New powers aimed at tackling anti-social behaviour are set to support and empower communities, target troublemakers and contribute towards devising long-term solutions.
The so called ‘Community Trigger’ is a key component of the Anti-Social Behaviour, Crime & Policing Act 2014 that will see police and partners – including councils and housing groups – pulling closer together to combat persistent problems. Under the new legislation, which comes into force on 20th October, there are three different scenarios which will act as a catalyst for authorities to collectively review their response.
– Three separate incidents reported relating to the same problem in the past six months to the council, police or landlord;
– One incident or crime motivated by hate (due to race, religion, disability, sexual orientation or transgender identity) reported in the last six months and no action has been taken.
– At least five people have made reports about the same problem in the past six months to the council, police or landlord and no action has been taken.
The trigger can be activated by a member of the public, a community or a business, including a third party concerned for someone else. The Act also introduces a new ‘Community Remedy’ aspect that allows victims of low level crime or ASB to select an out-of-court sanction they would be most happy to see offenders handed.
West Midlands Police’s ASB lead, Superintendent Angie Whitaker, said: “We don’t underestimate the stress and worry ASB can cause so it’s important we nip issues in the bud and take action. The new law is all about police and partners working together to help people whose lives are being adversely affected by anti-social behaviour – and give them a direct say in what course of action should be taken against perpetrators.
“It also gives police new powers to react swiftly should any issues develop that need a rapid response, such as imposing spontaneous dispersal orders to keep troublemakers away from a specified area.”

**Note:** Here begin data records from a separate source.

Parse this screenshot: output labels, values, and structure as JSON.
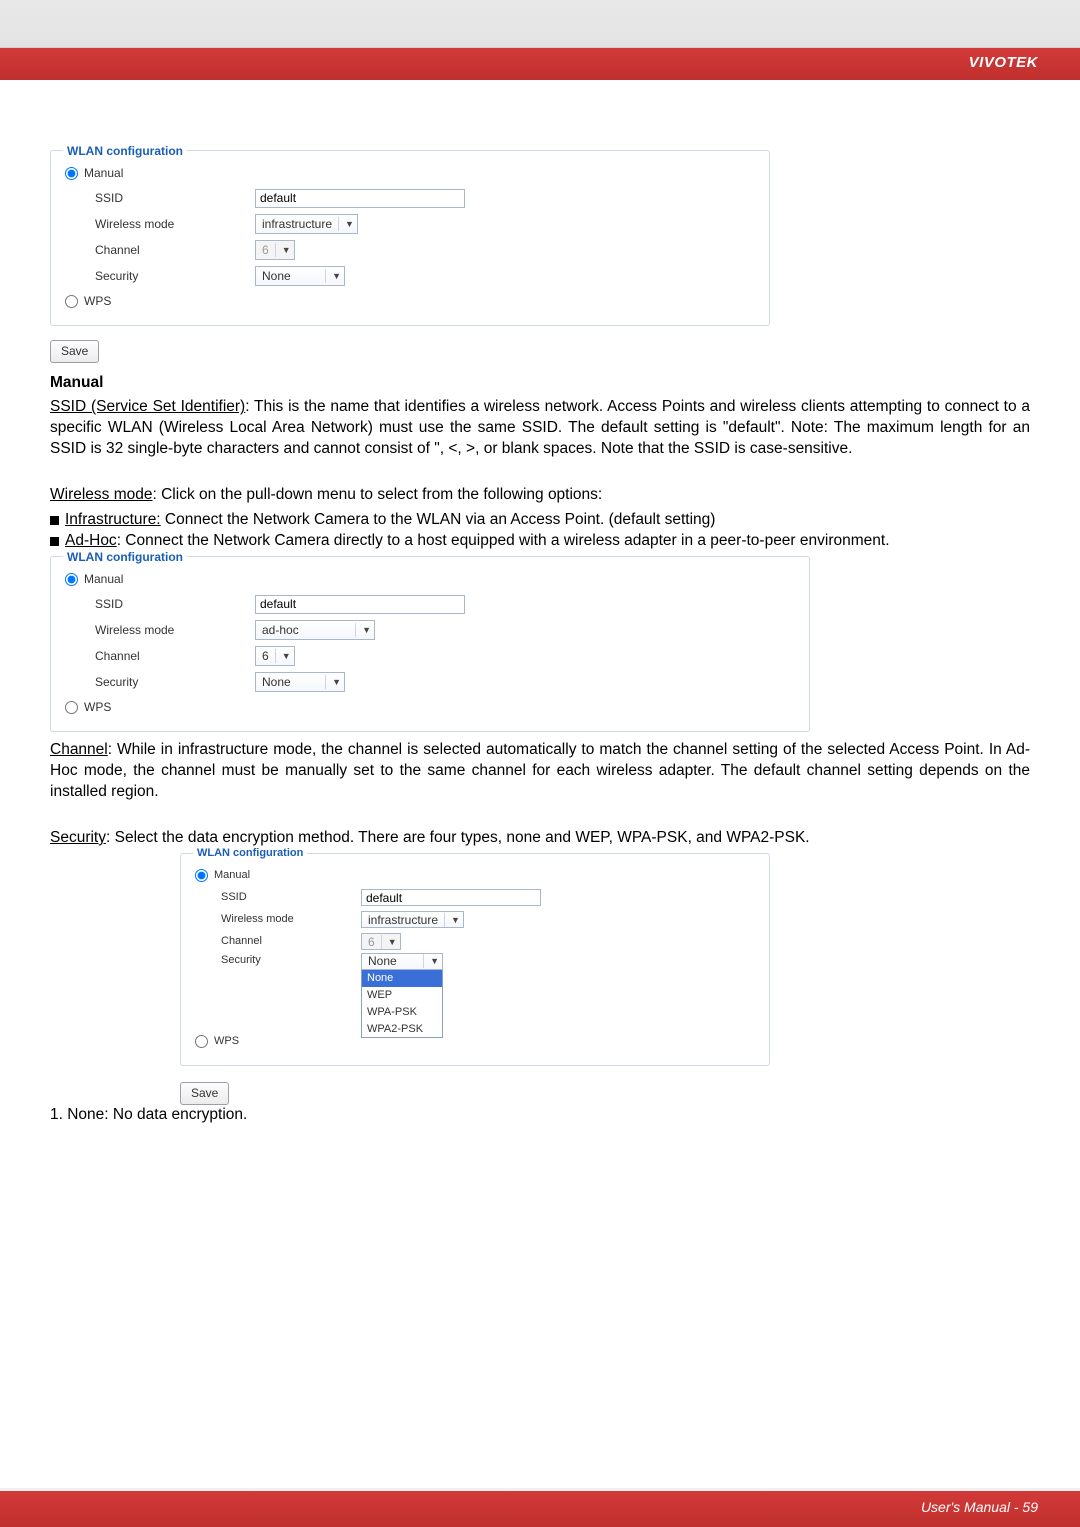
{
  "header": {
    "brand": "VIVOTEK"
  },
  "footer": {
    "text": "User's Manual - 59"
  },
  "wlan": {
    "legend": "WLAN configuration",
    "manual_label": "Manual",
    "wps_label": "WPS",
    "ssid_label": "SSID",
    "wmode_label": "Wireless mode",
    "channel_label": "Channel",
    "security_label": "Security",
    "ssid_value": "default",
    "wmode_infra": "infrastructure",
    "wmode_adhoc": "ad-hoc",
    "channel_value": "6",
    "security_value": "None",
    "save_label": "Save",
    "security_options": [
      "None",
      "WEP",
      "WPA-PSK",
      "WPA2-PSK"
    ]
  },
  "text": {
    "manual_h": "Manual",
    "ssid_term": "SSID (Service Set Identifier)",
    "ssid_body": ": This is the name that identifies a wireless network. Access Points and wireless clients attempting to connect to a specific WLAN (Wireless Local Area Network) must use the same SSID. The default setting is \"default\". Note: The maximum length for an SSID is 32 single-byte characters and cannot consist of \", <, >, or blank spaces. Note that the SSID is case-sensitive.",
    "wmode_term": "Wireless mode",
    "wmode_body": ": Click on the pull-down menu to select from the following options:",
    "infra_term": "Infrastructure:",
    "infra_body": " Connect the Network Camera to the WLAN via an Access Point. (default setting)",
    "adhoc_term": "Ad-Hoc",
    "adhoc_body": ": Connect the Network Camera directly to a host equipped with a wireless adapter in a peer-to-peer environment.",
    "channel_term": "Channel",
    "channel_body": ": While in infrastructure mode, the channel is selected automatically to match the channel setting of the selected Access Point. In Ad-Hoc mode, the channel must be manually set to the same channel for each wireless adapter. The default channel setting depends on the installed region.",
    "security_term": "Security",
    "security_body": ": Select the data encryption method. There are four types, none and WEP, WPA-PSK, and WPA2-PSK.",
    "none_item": "1. None: No data encryption."
  }
}
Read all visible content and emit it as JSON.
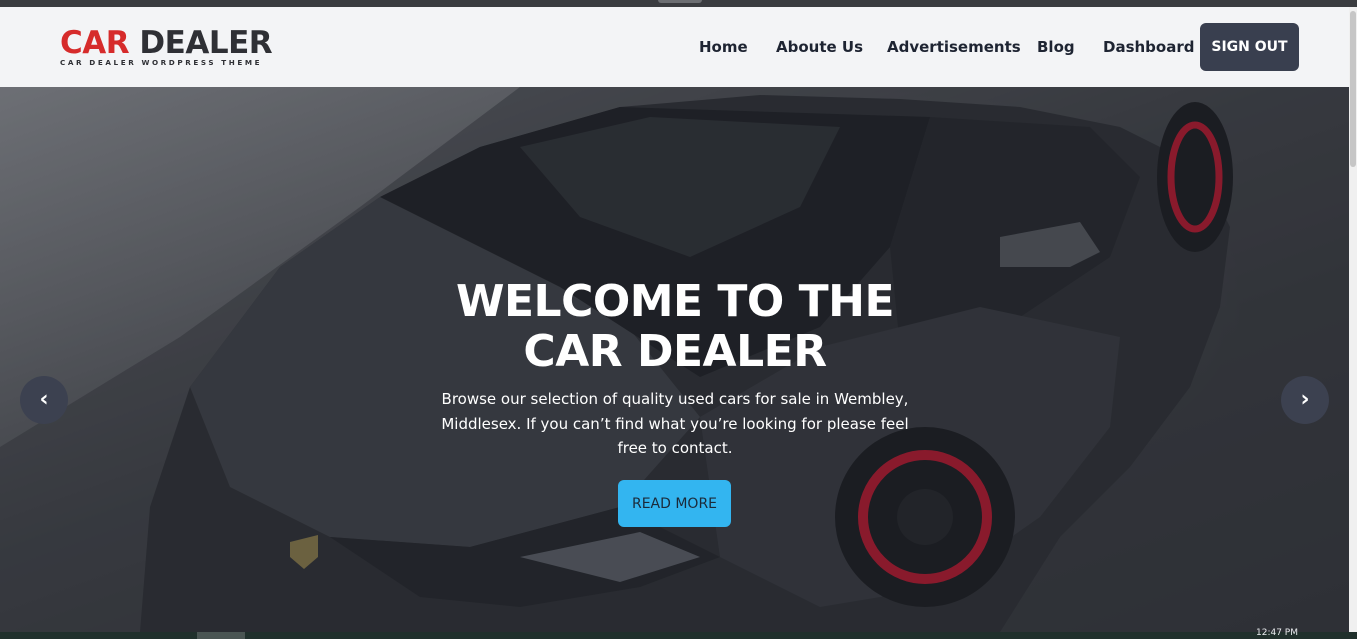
{
  "brand": {
    "logo_car": "CAR",
    "logo_dealer": "DEALER",
    "tagline": "CAR DEALER WORDPRESS THEME",
    "accent_color": "#d62b2b"
  },
  "nav": {
    "home": "Home",
    "about": "Aboute Us",
    "ads": "Advertisements",
    "blog": "Blog",
    "dashboard": "Dashboard",
    "signout": "SIGN OUT",
    "signout_color": "#393f4f"
  },
  "hero": {
    "title_line1": "WELCOME TO THE",
    "title_line2": "CAR DEALER",
    "text": "Browse our selection of quality used cars for sale in Wembley, Middlesex. If you can’t find what you’re looking for please feel free to contact.",
    "cta": "READ MORE",
    "cta_color": "#33b5f0",
    "prev_icon": "‹",
    "next_icon": "›"
  },
  "taskbar": {
    "clock": "12:47 PM"
  }
}
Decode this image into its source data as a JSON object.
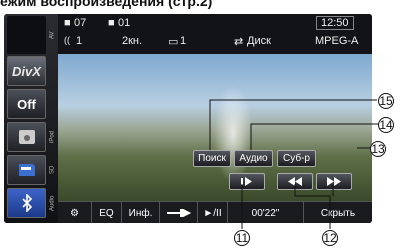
{
  "heading": "ежим воспроизведения (стр.2)",
  "top": {
    "folder": "07",
    "file": "01",
    "clock": "12:50",
    "audio_track": "1",
    "channels": "2кн.",
    "subtitle": "1",
    "repeat_mode": "Диск",
    "format": "MPEG-A"
  },
  "sidebar": {
    "av_label": "AV",
    "divx_label": "DivX",
    "off_label": "Off",
    "ipod_label": "iPod",
    "sd_label": "SD",
    "audio_label": "Audio"
  },
  "overlay": {
    "search": "Поиск",
    "audio": "Аудио",
    "subtitles": "Суб-р"
  },
  "bottom": {
    "eq": "EQ",
    "info": "Инф.",
    "time": "00'22\"",
    "hide": "Скрыть"
  },
  "callouts": {
    "c11": "11",
    "c12": "12",
    "c13": "13",
    "c14": "14",
    "c15": "15"
  }
}
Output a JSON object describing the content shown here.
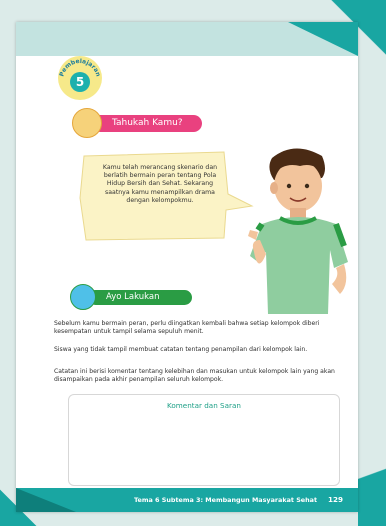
{
  "colors": {
    "teal": "#19a6a2",
    "pink": "#e9417f",
    "green": "#2a9c44",
    "speech_bg": "#fbf3c6"
  },
  "badge": {
    "arc_text": "Pembelajaran",
    "number": "5"
  },
  "tahukah": {
    "label": "Tahukah Kamu?"
  },
  "speech": {
    "text": "Kamu telah merancang skenario dan berlatih bermain peran tentang Pola Hidup Bersih dan Sehat. Sekarang saatnya kamu menampilkan drama dengan kelompokmu."
  },
  "ayo": {
    "label": "Ayo Lakukan"
  },
  "paragraphs": [
    "Sebelum kamu bermain peran, perlu diingatkan kembali bahwa setiap kelompok diberi kesempatan untuk tampil selama sepuluh menit.",
    "Siswa yang tidak tampil membuat catatan tentang penampilan dari kelompok lain.",
    "Catatan ini berisi komentar tentang kelebihan dan masukan untuk kelompok lain yang akan disampaikan pada akhir penampilan seluruh kelompok."
  ],
  "comment_box": {
    "title": "Komentar dan Saran"
  },
  "footer": {
    "text": "Tema 6 Subtema 3: Membangun Masyarakat Sehat",
    "page": "129"
  }
}
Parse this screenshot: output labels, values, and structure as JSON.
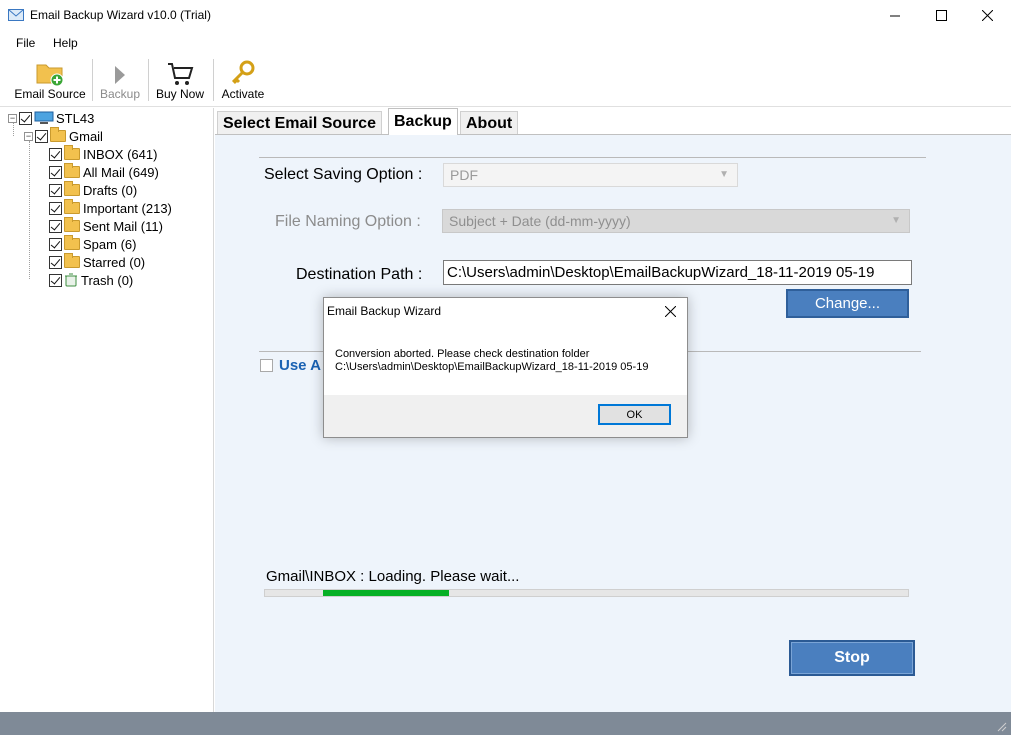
{
  "window": {
    "title": "Email Backup Wizard v10.0 (Trial)",
    "controls": {
      "minimize": "—",
      "maximize": "☐",
      "close": "✕"
    }
  },
  "menu": {
    "file": "File",
    "help": "Help"
  },
  "toolbar": {
    "email_source": "Email Source",
    "backup": "Backup",
    "buy_now": "Buy Now",
    "activate": "Activate"
  },
  "tree": {
    "root": "STL43",
    "account": "Gmail",
    "folders": [
      {
        "label": "INBOX (641)"
      },
      {
        "label": "All Mail (649)"
      },
      {
        "label": "Drafts (0)"
      },
      {
        "label": "Important (213)"
      },
      {
        "label": "Sent Mail (11)"
      },
      {
        "label": "Spam (6)"
      },
      {
        "label": "Starred (0)"
      },
      {
        "label": "Trash (0)"
      }
    ]
  },
  "tabs": [
    {
      "label": "Select Email Source"
    },
    {
      "label": "Backup"
    },
    {
      "label": "About"
    }
  ],
  "backup": {
    "saving_option_label": "Select Saving Option :",
    "saving_option_value": "PDF",
    "naming_option_label": "File Naming Option :",
    "naming_option_value": "Subject + Date (dd-mm-yyyy)",
    "destination_label": "Destination Path :",
    "destination_value": "C:\\Users\\admin\\Desktop\\EmailBackupWizard_18-11-2019 05-19",
    "change_button": "Change...",
    "use_advance": "Use A",
    "progress_text": "Gmail\\INBOX : Loading. Please wait...",
    "progress_fraction": 0.196,
    "stop_button": "Stop"
  },
  "dialog": {
    "title": "Email Backup Wizard",
    "message_line1": "Conversion aborted. Please check destination folder",
    "message_line2": "C:\\Users\\admin\\Desktop\\EmailBackupWizard_18-11-2019 05-19",
    "ok_button": "OK"
  },
  "colors": {
    "accent_button": "#4a7fbf",
    "progress": "#06b025",
    "panel_bg": "#eef4fb",
    "link_blue": "#1a62b3"
  }
}
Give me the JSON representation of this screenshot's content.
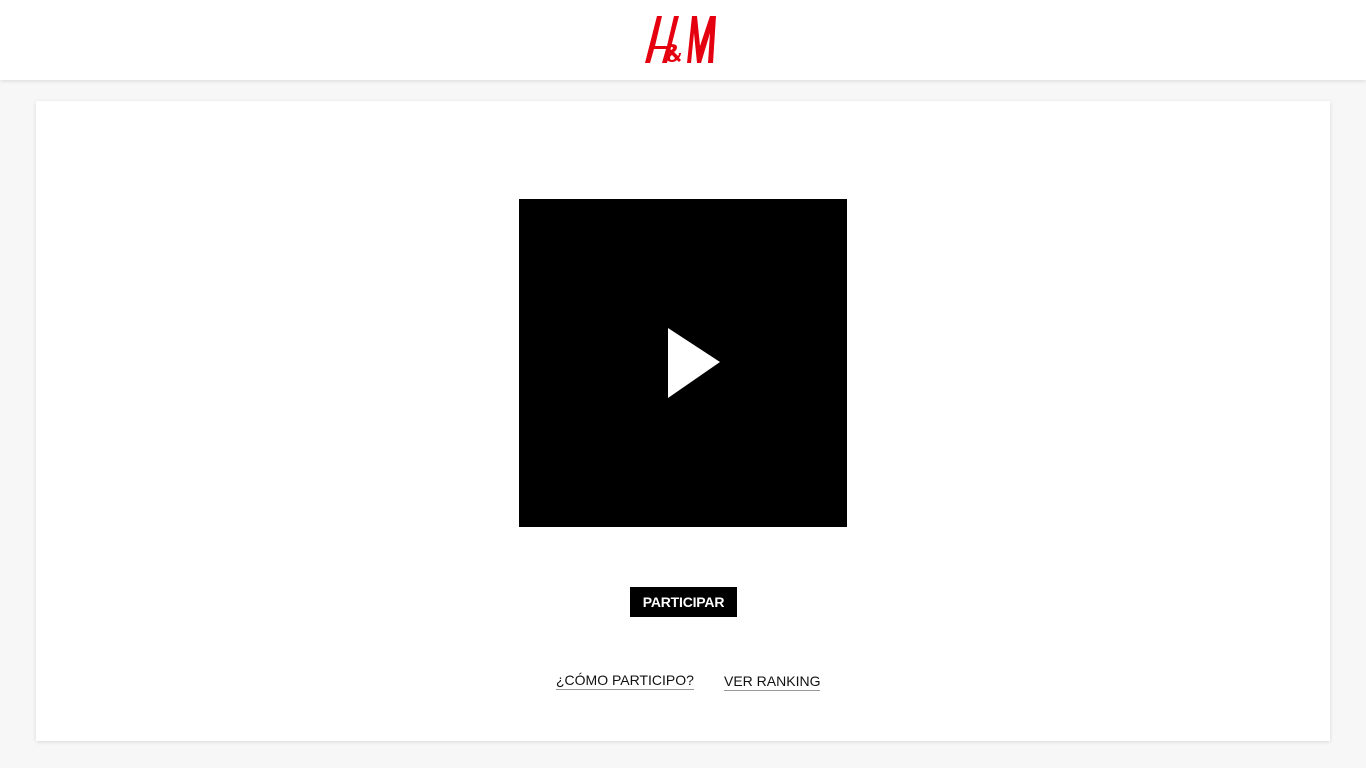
{
  "header": {
    "brand_name": "H&M",
    "logo_icon": "hm-logo-icon",
    "brand_color": "#e50010"
  },
  "video": {
    "play_icon": "play-icon",
    "background_color": "#000000"
  },
  "actions": {
    "participate_label": "PARTICIPAR",
    "how_to_label": "¿CÓMO PARTICIPO?",
    "ranking_label": "VER RANKING"
  }
}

To deal with stubborn offenders – or ones who refuse to accept a Community Remedy – the act introduces new powers like civil injunctions and Criminal Behaviour Orders (replacing ASBOs and CRASBOs respectively).
Both can be handed to anyone causing “harassment, alarm or distress” – everything from begging and drunkenness, to nuisance neighbours or irresponsible dog ownership – and come with conditions designed to address bad behaviour. Civil injunctions can also be used when victims are experiencing nuisance or annoyance in their homes. And police powers to remove troublemakers from an area have been simplified as dispersal orders will be able to be applied for instantly without the need to designate a ‘dispersal zone’ in advance.
Supt Whitaker added: “Injunctions not only ban people from acting in a certain way but may also come with a requirement to proactively address their behaviour. That could mean attending mediation sessions, anger management, alcohol awareness classes or dog training sessions run by animal welfare charities. The enhanced dispersal order powers will help provide rapid short-term respite to a community – banning people from an area for up to 48 hours – whilst police and partners identify longer-term solutions.”
Public consultation on the Community Remedy started earlier this month through the West Midlands Office for Policing and Crime.